» What you should do:
Copy out the entries that follow. Leave none out.
━━━
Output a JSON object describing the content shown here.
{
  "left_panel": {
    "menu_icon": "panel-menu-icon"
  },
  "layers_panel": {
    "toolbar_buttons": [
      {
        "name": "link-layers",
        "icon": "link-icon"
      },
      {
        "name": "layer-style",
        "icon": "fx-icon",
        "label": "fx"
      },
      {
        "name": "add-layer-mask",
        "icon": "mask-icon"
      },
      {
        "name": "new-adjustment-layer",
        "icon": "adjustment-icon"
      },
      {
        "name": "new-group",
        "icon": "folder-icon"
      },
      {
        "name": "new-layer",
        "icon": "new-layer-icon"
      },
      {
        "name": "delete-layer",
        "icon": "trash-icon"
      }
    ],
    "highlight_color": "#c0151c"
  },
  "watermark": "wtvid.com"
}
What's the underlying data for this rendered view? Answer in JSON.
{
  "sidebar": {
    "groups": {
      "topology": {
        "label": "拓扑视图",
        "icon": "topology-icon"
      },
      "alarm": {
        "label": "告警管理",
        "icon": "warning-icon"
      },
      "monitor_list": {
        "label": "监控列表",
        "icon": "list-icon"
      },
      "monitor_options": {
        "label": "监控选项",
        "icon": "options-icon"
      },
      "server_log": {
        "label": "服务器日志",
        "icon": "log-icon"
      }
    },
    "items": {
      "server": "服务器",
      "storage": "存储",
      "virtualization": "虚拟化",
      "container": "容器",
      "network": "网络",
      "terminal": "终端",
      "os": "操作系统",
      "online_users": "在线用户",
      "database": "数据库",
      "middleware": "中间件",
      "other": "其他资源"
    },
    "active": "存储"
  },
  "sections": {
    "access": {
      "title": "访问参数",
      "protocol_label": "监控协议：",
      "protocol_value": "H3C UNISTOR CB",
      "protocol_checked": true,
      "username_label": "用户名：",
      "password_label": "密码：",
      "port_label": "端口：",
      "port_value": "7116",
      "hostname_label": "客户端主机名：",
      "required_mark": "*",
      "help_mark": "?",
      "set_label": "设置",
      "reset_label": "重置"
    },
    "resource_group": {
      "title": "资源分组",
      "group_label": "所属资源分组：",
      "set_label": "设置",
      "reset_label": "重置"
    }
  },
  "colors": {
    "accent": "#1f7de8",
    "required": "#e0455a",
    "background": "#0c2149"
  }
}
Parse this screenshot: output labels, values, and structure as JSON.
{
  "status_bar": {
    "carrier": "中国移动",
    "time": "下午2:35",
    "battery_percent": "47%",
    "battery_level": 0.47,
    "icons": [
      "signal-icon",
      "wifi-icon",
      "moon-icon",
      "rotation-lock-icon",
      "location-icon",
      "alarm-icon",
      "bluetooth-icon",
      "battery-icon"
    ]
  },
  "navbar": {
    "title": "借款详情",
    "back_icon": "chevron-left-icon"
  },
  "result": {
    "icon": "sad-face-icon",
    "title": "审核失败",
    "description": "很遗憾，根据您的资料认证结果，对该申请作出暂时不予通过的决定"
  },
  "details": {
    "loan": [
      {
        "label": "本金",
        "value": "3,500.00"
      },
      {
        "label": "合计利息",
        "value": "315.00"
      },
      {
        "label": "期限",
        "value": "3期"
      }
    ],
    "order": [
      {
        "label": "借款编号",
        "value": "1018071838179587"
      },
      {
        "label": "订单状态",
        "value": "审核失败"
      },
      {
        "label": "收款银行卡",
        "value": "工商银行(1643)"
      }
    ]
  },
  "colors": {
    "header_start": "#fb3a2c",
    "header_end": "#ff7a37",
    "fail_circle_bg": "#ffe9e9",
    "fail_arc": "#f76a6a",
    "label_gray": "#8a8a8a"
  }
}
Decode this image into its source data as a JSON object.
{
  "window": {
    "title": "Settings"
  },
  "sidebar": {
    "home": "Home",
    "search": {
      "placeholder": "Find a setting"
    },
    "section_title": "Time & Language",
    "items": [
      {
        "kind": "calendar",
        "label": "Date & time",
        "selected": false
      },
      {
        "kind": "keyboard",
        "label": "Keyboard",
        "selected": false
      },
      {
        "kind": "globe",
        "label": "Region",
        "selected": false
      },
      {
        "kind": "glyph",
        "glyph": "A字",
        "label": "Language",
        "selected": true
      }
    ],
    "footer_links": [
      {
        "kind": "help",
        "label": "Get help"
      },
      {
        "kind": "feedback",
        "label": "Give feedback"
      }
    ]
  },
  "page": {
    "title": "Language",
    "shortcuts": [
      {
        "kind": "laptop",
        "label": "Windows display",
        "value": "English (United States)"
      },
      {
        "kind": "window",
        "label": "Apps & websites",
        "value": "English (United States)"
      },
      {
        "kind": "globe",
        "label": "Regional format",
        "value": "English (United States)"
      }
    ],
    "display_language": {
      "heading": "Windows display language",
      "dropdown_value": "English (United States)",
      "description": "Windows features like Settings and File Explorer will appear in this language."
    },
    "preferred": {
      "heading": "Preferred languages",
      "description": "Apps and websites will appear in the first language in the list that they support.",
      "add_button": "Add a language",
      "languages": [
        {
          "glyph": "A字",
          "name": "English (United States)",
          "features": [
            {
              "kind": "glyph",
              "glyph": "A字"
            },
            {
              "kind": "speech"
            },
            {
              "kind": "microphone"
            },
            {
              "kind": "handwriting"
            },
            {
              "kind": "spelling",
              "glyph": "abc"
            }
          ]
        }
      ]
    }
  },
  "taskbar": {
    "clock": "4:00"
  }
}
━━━
» Exercise response:
Output a JSON object describing the content shown here.
{
  "left_panel": {
    "menu_icon": "panel-menu-icon"
  },
  "layers_panel": {
    "toolbar_buttons": [
      {
        "name": "link-layers",
        "icon": "link-icon"
      },
      {
        "name": "layer-style",
        "icon": "fx-icon",
        "label": "fx"
      },
      {
        "name": "add-layer-mask",
        "icon": "mask-icon"
      },
      {
        "name": "new-adjustment-layer",
        "icon": "adjustment-icon"
      },
      {
        "name": "new-group",
        "icon": "folder-icon"
      },
      {
        "name": "new-layer",
        "icon": "new-layer-icon"
      },
      {
        "name": "delete-layer",
        "icon": "trash-icon"
      }
    ],
    "highlight_color": "#c0151c"
  },
  "watermark": "wtvid.com"
}
What's the underlying data for this rendered view? Answer in JSON.
{
  "sidebar": {
    "groups": {
      "topology": {
        "label": "拓扑视图",
        "icon": "topology-icon"
      },
      "alarm": {
        "label": "告警管理",
        "icon": "warning-icon"
      },
      "monitor_list": {
        "label": "监控列表",
        "icon": "list-icon"
      },
      "monitor_options": {
        "label": "监控选项",
        "icon": "options-icon"
      },
      "server_log": {
        "label": "服务器日志",
        "icon": "log-icon"
      }
    },
    "items": {
      "server": "服务器",
      "storage": "存储",
      "virtualization": "虚拟化",
      "container": "容器",
      "network": "网络",
      "terminal": "终端",
      "os": "操作系统",
      "online_users": "在线用户",
      "database": "数据库",
      "middleware": "中间件",
      "other": "其他资源"
    },
    "active": "存储"
  },
  "sections": {
    "access": {
      "title": "访问参数",
      "protocol_label": "监控协议：",
      "protocol_value": "H3C UNISTOR CB",
      "protocol_checked": true,
      "username_label": "用户名：",
      "password_label": "密码：",
      "port_label": "端口：",
      "port_value": "7116",
      "hostname_label": "客户端主机名：",
      "required_mark": "*",
      "help_mark": "?",
      "set_label": "设置",
      "reset_label": "重置"
    },
    "resource_group": {
      "title": "资源分组",
      "group_label": "所属资源分组：",
      "set_label": "设置",
      "reset_label": "重置"
    }
  },
  "colors": {
    "accent": "#1f7de8",
    "required": "#e0455a",
    "background": "#0c2149"
  }
}
Parse this screenshot: output labels, values, and structure as JSON.
{
  "status_bar": {
    "carrier": "中国移动",
    "time": "下午2:35",
    "battery_percent": "47%",
    "battery_level": 0.47,
    "icons": [
      "signal-icon",
      "wifi-icon",
      "moon-icon",
      "rotation-lock-icon",
      "location-icon",
      "alarm-icon",
      "bluetooth-icon",
      "battery-icon"
    ]
  },
  "navbar": {
    "title": "借款详情",
    "back_icon": "chevron-left-icon"
  },
  "result": {
    "icon": "sad-face-icon",
    "title": "审核失败",
    "description": "很遗憾，根据您的资料认证结果，对该申请作出暂时不予通过的决定"
  },
  "details": {
    "loan": [
      {
        "label": "本金",
        "value": "3,500.00"
      },
      {
        "label": "合计利息",
        "value": "315.00"
      },
      {
        "label": "期限",
        "value": "3期"
      }
    ],
    "order": [
      {
        "label": "借款编号",
        "value": "1018071838179587"
      },
      {
        "label": "订单状态",
        "value": "审核失败"
      },
      {
        "label": "收款银行卡",
        "value": "工商银行(1643)"
      }
    ]
  },
  "colors": {
    "header_start": "#fb3a2c",
    "header_end": "#ff7a37",
    "fail_circle_bg": "#ffe9e9",
    "fail_arc": "#f76a6a",
    "label_gray": "#8a8a8a"
  }
}
Decode this image into its source data as a JSON object.
{
  "window": {
    "title": "Settings"
  },
  "sidebar": {
    "home": "Home",
    "search": {
      "placeholder": "Find a setting"
    },
    "section_title": "Time & Language",
    "items": [
      {
        "kind": "calendar",
        "label": "Date & time",
        "selected": false
      },
      {
        "kind": "keyboard",
        "label": "Keyboard",
        "selected": false
      },
      {
        "kind": "globe",
        "label": "Region",
        "selected": false
      },
      {
        "kind": "glyph",
        "glyph": "A字",
        "label": "Language",
        "selected": true
      }
    ],
    "footer_links": [
      {
        "kind": "help",
        "label": "Get help"
      },
      {
        "kind": "feedback",
        "label": "Give feedback"
      }
    ]
  },
  "page": {
    "title": "Language",
    "shortcuts": [
      {
        "kind": "laptop",
        "label": "Windows display",
        "value": "English (United States)"
      },
      {
        "kind": "window",
        "label": "Apps & websites",
        "value": "English (United States)"
      },
      {
        "kind": "globe",
        "label": "Regional format",
        "value": "English (United States)"
      }
    ],
    "display_language": {
      "heading": "Windows display language",
      "dropdown_value": "English (United States)",
      "description": "Windows features like Settings and File Explorer will appear in this language."
    },
    "preferred": {
      "heading": "Preferred languages",
      "description": "Apps and websites will appear in the first language in the list that they support.",
      "add_button": "Add a language",
      "languages": [
        {
          "glyph": "A字",
          "name": "English (United States)",
          "features": [
            {
              "kind": "glyph",
              "glyph": "A字"
            },
            {
              "kind": "speech"
            },
            {
              "kind": "microphone"
            },
            {
              "kind": "handwriting"
            },
            {
              "kind": "spelling",
              "glyph": "abc"
            }
          ]
        }
      ]
    }
  },
  "taskbar": {
    "clock": "4:00"
  }
}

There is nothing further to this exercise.